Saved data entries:
┄┄┄┄┄┄┄┄┄┄┄┄┄┄┄┄┄┄┄┄

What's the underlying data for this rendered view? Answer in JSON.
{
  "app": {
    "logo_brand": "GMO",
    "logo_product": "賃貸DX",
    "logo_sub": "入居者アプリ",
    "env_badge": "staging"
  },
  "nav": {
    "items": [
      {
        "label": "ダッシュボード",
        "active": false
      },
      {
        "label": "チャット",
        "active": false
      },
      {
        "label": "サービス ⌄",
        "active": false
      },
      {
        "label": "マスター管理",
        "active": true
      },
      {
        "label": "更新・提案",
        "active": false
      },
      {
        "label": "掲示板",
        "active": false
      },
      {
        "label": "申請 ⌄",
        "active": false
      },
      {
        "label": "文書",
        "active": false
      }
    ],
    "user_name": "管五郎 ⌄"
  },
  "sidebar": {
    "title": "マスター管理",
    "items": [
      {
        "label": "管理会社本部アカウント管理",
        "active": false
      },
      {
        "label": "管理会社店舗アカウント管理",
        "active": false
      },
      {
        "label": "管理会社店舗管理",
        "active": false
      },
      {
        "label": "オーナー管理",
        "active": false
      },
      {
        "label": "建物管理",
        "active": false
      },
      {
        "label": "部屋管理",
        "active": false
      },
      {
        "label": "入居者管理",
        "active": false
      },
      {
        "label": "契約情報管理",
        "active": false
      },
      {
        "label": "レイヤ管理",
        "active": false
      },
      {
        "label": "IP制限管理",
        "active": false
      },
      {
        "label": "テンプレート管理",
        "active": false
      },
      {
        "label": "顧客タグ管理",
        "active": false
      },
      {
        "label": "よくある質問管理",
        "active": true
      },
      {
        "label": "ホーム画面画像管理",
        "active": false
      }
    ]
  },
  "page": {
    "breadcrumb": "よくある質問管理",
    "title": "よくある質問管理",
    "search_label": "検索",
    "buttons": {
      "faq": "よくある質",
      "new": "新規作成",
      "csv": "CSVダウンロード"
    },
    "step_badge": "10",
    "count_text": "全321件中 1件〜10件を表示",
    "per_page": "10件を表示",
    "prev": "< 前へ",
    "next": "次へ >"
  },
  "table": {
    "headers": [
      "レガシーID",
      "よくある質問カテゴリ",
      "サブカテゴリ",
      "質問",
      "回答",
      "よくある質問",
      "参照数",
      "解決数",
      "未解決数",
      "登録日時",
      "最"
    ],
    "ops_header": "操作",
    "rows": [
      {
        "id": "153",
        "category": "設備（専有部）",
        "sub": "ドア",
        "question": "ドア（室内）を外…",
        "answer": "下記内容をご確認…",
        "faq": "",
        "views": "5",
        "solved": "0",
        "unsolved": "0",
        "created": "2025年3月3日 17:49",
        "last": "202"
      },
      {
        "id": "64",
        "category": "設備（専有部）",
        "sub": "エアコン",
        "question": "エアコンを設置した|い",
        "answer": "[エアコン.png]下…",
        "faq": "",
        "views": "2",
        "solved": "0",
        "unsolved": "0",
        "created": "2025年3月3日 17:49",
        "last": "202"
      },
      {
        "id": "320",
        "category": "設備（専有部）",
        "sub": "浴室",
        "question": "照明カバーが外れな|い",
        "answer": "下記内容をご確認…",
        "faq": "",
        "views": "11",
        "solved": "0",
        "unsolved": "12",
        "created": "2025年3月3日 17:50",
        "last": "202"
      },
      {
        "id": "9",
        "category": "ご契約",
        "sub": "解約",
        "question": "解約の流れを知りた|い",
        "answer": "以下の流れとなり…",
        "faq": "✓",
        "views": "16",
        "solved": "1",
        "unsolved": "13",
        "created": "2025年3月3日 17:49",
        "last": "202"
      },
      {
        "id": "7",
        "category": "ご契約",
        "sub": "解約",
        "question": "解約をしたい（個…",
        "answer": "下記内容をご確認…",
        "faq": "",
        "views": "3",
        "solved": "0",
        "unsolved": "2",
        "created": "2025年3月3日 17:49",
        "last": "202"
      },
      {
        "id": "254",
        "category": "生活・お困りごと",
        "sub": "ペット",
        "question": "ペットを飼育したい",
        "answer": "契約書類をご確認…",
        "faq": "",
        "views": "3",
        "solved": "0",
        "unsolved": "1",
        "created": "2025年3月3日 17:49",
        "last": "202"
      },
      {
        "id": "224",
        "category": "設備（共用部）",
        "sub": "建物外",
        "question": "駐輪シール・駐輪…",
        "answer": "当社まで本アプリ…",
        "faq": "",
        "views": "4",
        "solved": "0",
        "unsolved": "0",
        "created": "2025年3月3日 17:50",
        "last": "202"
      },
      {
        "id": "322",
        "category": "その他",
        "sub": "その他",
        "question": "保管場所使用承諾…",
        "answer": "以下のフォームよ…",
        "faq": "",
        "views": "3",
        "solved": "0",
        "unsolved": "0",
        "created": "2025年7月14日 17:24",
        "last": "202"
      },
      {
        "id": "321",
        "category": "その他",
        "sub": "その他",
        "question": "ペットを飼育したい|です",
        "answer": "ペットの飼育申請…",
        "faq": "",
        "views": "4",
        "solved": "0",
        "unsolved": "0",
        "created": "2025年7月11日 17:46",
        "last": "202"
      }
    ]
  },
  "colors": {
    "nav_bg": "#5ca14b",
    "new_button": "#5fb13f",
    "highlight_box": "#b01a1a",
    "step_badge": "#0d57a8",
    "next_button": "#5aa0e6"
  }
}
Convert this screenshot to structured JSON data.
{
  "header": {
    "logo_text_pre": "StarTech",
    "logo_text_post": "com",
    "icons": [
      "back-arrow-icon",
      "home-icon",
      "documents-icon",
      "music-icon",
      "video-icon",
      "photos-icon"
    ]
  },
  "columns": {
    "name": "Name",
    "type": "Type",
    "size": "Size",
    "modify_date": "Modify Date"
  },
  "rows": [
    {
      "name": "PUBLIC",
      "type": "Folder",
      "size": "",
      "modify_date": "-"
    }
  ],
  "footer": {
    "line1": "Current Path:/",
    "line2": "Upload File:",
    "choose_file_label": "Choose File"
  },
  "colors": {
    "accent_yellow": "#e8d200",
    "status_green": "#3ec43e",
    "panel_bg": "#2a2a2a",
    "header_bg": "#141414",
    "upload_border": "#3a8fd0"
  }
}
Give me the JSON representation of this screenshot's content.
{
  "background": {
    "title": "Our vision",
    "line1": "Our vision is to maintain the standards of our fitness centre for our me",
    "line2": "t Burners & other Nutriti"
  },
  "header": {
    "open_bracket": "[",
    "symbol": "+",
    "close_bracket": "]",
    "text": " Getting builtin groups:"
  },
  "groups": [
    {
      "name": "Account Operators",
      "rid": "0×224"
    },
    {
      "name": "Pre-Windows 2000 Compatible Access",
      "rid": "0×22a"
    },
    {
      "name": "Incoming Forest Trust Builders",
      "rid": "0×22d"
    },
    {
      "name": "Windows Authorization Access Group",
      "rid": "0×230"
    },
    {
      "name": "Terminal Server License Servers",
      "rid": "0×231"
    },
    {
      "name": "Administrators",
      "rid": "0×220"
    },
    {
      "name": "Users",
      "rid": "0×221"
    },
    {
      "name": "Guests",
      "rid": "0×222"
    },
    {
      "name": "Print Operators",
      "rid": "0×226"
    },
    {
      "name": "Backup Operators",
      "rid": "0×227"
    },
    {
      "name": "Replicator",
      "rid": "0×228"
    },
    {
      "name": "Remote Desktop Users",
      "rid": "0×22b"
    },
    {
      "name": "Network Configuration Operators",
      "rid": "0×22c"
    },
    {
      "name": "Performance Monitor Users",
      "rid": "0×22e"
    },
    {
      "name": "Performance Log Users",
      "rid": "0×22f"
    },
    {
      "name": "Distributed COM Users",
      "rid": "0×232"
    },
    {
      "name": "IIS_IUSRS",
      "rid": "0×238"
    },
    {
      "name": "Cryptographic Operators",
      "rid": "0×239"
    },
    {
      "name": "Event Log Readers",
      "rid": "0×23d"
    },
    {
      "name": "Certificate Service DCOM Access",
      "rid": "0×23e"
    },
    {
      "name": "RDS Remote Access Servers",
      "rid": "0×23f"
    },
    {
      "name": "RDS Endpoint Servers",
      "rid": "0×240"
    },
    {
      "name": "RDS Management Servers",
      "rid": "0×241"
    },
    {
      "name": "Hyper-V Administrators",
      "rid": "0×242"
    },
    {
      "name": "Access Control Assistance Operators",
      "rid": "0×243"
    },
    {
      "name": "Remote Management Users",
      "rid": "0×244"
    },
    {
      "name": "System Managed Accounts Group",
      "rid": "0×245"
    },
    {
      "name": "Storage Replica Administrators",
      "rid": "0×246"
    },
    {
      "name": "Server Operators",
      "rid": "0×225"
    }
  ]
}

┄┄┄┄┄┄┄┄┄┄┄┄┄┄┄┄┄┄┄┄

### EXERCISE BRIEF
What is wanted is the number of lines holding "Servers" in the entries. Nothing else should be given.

### EXERCISE RESULT
4